Two out-of-work actors -- the anxious, luckless Marwood and his acerbic, alcoholic friend, Withnail -- spend their days drifting between their squalid flat, the unemployment office and the pub. When they take a holiday "by mistake" at the country house of Withnail's flamboyantly gay uncle, Monty, they encounter the unpleasant side of the English countryside: tedium, terrifying locals and torrential rain.

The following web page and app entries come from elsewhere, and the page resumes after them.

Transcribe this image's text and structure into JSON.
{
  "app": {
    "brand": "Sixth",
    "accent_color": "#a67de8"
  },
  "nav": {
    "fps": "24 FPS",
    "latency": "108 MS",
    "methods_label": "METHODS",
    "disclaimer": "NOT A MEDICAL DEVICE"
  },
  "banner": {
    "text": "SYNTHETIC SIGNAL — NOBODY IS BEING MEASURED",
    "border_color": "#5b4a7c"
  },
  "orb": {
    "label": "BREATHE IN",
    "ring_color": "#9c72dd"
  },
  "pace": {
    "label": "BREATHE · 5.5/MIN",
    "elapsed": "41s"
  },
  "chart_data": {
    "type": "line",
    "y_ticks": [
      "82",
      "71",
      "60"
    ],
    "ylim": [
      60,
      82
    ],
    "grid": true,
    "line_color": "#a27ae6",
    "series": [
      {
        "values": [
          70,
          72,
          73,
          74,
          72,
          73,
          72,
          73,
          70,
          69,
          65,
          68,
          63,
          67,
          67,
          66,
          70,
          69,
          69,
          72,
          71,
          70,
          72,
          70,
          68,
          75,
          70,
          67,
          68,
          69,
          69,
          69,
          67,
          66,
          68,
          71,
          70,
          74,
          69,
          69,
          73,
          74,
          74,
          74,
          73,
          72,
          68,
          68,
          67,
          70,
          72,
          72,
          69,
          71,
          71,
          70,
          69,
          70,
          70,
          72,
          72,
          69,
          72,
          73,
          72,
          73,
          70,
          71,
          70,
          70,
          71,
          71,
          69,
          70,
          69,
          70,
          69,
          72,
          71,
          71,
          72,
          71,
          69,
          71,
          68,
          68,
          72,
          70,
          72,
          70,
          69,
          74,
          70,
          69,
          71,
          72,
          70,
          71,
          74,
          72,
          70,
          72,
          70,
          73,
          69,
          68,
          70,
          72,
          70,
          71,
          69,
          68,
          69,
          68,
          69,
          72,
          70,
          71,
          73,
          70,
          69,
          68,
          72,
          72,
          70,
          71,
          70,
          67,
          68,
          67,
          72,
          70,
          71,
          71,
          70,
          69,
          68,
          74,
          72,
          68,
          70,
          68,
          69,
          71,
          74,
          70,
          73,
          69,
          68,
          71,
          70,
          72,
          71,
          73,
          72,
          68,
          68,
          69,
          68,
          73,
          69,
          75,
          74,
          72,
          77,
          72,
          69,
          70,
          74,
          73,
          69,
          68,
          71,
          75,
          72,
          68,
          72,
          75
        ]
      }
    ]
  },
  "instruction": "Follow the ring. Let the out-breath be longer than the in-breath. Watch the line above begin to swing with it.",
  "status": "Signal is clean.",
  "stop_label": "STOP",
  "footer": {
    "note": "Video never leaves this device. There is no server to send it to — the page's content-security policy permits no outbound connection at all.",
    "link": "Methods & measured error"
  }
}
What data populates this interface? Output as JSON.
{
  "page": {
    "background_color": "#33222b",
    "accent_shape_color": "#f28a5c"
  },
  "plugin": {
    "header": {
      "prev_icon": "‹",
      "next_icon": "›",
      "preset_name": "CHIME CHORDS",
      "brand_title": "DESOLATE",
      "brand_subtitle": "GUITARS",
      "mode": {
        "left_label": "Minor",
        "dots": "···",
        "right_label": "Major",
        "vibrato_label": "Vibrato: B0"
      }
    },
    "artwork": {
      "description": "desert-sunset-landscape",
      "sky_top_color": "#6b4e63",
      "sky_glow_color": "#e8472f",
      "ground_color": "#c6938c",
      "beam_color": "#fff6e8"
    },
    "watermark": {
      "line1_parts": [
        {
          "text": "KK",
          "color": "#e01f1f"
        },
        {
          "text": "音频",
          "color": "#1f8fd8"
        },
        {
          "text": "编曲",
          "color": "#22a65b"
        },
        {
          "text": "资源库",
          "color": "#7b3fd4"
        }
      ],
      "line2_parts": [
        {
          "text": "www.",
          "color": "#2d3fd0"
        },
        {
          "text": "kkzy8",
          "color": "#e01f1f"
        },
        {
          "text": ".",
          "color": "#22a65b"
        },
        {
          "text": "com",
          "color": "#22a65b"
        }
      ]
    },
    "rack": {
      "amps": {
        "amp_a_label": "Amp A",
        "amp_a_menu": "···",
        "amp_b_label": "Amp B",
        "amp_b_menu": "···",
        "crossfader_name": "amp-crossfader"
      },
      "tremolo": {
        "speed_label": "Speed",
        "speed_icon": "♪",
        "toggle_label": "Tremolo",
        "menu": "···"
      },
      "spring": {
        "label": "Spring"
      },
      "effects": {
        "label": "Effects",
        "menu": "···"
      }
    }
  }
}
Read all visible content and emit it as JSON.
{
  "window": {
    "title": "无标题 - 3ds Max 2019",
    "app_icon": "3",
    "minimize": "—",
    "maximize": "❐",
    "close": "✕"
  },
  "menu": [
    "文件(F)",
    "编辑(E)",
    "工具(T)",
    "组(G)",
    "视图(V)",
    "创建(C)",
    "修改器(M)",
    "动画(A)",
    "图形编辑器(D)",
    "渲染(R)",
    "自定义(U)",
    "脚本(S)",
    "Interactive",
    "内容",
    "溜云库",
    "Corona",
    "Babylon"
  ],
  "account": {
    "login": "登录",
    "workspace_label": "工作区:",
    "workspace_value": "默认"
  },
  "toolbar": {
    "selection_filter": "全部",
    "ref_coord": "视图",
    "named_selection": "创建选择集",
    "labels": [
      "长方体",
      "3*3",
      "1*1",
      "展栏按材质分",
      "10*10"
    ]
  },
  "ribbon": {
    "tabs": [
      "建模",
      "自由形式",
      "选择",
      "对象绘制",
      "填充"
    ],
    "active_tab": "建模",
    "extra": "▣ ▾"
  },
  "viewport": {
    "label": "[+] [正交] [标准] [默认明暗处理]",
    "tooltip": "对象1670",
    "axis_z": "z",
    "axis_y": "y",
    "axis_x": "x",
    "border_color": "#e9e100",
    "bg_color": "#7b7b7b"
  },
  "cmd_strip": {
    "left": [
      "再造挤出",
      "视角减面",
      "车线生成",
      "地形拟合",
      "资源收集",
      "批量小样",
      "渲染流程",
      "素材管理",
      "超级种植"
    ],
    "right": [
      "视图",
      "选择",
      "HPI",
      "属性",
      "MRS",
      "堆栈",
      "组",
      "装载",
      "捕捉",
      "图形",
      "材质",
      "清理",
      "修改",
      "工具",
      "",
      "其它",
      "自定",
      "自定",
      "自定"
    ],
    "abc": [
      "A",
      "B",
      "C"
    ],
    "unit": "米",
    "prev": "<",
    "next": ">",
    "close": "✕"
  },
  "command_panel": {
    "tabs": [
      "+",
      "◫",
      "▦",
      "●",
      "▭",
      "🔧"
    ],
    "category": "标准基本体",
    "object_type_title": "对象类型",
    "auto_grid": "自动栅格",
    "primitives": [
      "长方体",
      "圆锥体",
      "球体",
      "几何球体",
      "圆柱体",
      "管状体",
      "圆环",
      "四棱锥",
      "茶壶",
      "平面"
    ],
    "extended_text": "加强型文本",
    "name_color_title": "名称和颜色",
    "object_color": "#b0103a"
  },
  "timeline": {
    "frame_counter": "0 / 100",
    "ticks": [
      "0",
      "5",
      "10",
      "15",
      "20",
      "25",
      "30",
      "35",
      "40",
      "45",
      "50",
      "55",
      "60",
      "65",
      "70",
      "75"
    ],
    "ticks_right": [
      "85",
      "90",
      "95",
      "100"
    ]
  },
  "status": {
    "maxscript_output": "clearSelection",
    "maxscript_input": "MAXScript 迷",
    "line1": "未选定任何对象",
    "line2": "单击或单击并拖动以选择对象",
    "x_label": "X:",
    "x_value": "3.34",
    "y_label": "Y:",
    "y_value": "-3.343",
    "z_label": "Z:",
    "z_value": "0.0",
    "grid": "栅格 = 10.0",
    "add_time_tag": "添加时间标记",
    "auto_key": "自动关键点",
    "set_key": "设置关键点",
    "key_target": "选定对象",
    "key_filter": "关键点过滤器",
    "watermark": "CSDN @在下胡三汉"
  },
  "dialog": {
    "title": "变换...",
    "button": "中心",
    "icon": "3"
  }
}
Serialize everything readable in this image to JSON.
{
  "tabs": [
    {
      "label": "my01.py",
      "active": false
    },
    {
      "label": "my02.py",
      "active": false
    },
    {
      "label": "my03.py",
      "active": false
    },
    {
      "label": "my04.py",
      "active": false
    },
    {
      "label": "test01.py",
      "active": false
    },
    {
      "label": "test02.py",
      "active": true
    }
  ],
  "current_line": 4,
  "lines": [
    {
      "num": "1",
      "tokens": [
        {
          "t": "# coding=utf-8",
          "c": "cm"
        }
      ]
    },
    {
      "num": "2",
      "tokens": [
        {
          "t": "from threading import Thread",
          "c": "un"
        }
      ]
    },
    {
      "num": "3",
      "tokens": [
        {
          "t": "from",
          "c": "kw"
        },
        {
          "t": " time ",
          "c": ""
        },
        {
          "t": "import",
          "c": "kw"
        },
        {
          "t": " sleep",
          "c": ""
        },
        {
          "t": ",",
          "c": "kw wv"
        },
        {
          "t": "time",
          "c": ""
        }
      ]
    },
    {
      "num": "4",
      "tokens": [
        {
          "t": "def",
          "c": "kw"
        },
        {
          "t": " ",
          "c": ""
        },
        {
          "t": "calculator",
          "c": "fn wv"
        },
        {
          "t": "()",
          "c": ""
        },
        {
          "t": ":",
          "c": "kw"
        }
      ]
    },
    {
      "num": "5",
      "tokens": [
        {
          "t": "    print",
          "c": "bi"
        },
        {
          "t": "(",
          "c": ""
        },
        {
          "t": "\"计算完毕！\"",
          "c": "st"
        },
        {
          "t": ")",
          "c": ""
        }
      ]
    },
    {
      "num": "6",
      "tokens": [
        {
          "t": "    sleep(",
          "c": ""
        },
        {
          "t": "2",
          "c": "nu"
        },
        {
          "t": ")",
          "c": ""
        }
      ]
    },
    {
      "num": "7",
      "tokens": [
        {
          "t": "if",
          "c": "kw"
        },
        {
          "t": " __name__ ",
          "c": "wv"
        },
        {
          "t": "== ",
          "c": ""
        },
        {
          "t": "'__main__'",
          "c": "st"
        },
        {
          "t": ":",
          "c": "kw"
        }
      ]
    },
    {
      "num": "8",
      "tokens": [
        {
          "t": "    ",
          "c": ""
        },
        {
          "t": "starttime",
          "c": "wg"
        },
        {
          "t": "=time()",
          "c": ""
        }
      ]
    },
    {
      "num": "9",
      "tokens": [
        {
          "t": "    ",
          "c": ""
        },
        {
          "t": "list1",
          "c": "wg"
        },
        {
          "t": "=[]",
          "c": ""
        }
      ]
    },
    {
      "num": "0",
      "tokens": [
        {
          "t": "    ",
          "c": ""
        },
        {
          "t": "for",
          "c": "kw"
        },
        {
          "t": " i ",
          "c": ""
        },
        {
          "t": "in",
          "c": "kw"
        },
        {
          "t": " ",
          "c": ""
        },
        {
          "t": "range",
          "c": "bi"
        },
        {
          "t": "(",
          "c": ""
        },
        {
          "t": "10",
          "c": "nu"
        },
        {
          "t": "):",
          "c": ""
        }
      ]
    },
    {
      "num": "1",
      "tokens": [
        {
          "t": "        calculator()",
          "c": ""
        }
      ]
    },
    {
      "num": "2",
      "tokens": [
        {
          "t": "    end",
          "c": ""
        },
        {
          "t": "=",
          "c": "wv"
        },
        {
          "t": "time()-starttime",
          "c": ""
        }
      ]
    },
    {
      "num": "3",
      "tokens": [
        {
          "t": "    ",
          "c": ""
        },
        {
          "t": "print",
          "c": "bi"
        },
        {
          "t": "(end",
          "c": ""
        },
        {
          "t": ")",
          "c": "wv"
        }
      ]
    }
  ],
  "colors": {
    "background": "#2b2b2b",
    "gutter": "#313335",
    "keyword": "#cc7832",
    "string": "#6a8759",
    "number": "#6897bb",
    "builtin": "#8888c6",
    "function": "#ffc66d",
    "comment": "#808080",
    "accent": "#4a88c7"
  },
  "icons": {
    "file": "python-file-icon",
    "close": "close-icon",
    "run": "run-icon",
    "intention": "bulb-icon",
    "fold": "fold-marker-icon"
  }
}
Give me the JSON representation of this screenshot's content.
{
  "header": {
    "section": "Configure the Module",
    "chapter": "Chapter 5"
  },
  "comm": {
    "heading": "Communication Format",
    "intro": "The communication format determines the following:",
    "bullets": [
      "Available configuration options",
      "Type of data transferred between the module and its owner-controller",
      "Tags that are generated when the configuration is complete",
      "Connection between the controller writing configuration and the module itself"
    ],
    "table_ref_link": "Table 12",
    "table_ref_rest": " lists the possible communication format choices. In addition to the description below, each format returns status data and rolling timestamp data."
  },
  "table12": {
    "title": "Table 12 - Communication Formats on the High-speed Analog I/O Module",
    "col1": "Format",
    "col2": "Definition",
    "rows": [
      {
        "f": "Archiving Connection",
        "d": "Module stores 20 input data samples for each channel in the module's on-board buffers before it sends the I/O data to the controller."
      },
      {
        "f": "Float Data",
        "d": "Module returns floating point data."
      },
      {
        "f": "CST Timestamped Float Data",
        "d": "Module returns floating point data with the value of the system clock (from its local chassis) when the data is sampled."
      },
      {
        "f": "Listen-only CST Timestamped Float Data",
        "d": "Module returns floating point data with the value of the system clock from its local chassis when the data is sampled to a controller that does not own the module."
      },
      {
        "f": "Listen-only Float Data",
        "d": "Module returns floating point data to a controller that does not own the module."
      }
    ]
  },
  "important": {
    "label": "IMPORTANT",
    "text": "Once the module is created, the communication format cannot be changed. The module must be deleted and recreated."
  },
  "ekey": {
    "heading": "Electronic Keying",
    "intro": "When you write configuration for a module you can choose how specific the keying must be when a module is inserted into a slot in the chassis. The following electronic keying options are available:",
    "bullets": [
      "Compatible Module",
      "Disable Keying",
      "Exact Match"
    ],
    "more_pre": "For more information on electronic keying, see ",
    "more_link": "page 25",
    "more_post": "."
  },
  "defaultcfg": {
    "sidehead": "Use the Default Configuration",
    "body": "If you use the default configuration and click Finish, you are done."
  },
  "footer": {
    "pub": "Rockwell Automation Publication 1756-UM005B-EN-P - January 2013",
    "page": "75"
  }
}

As this film started to close out, I started to realise how taken I was with it. A 'film about a drunk' is not quite my cup of tea (or should that be '53 Château Margaux?) without it doing something else as well, but it somehow caught my attention. And not only because it is the obvious inspiration for a whole host of comedic personas: Richard Griffiths' Vernon Dursley is literally identical to his Monty, and Ralph Brown's philosophising drug-dealer schtick can be easily seen in Noel Fielding and, perhaps, even Russell Brand.